Jay Gould, Master Gardener Volunteer Trainee

What’s a trommel? Websters defines a trommel as: a usually cylindrical or conical revolving screen used especially for screening or sizing rock, ore, or coal.

So, why does a gardener need one? Does your compost look like this? compost detail Such beautiful particles that plant roots can’t wait to penetrate and suck out the stored nutrients.

The common measure of “finished” compost has a uniform appearance with no identifiable plant pieces, no leaves, orange peels, etc. Well, not everything in my compost pile decomposes at the same rate. The coffee grounds and salad leftovers disappear in weeks, but the banana peels don’t.

So when the pile no longer heats up after turning and the top layer does contain a fair portion of composted material, I “process” the pile in my trommel. The “Raw” compost looks like this:

compost detail

Filling a bucket of the “raw” compost and dumping in the upper end of the cylinder, all the fine material falls through the ¼” hardware cloth screen as the drum is turned.

trommel picIn the last four feet of the cylinder, the hardware cloth mesh is ½” so the larger particles fall through and only the very large, un-composted materials exits at the bottom end.

trommel detailWith two minutes of rotation, a five-gallon mixture of raw compost produces a fluffy, rich treasure suitable for top-dressing and even seed starting.

Where do you get such a fabulous device? Well, you could order one on Amazon, of course. They are often used by gold prospectors, but a resourceful DIY-er can build one for under $100.

Mine consists of discarded, bent bicycle rims, skateboard wheels, rollerblade wheels, weight bench frame, left-over 2X4, used bike chain and a thrift store bike. The most expensive component is the hardware cloth – no cheap alternative. Admittedly, the first several versions required a very gentle touch to operate, but now I can process two dozen five-gallon bucks in an hour.

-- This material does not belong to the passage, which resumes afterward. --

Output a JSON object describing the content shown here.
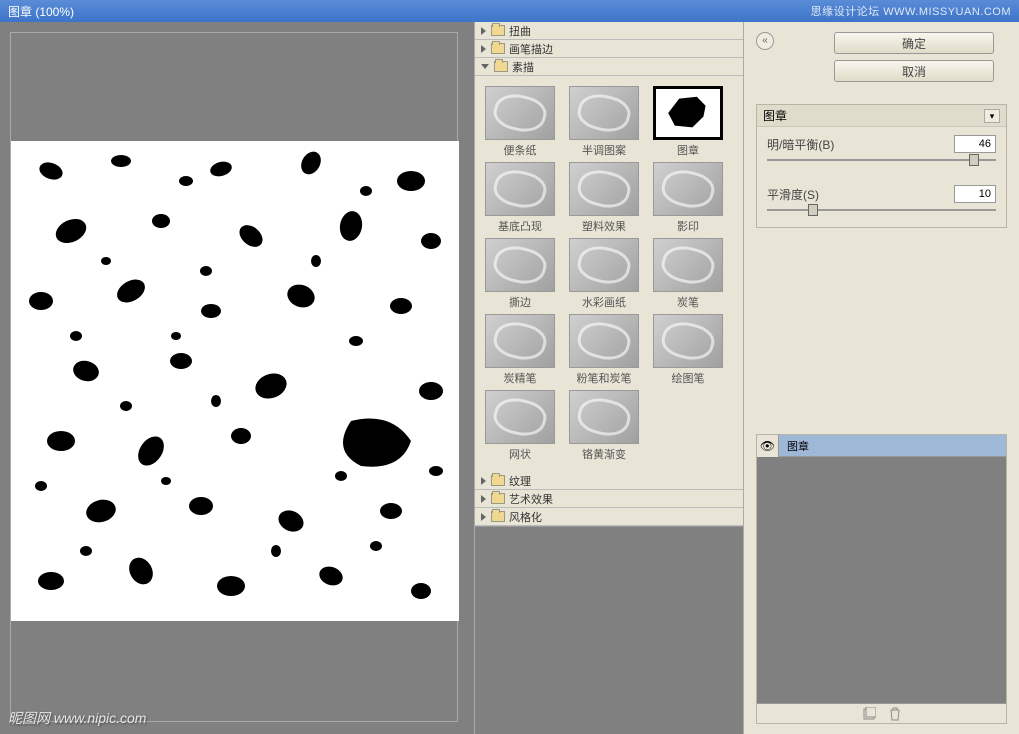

Oh, you can also process the free mulch provided by many municipalities and the result is a great substitute for the non-sustainable peat moss that many soil-less potting/raised bed formulations call for.

P.S. If you are really motivated, you can add a stationary bicycle, remove the front wheel, extend the chain, and rotate the drum while sitting/riding in comfort!

Now that’s gardening!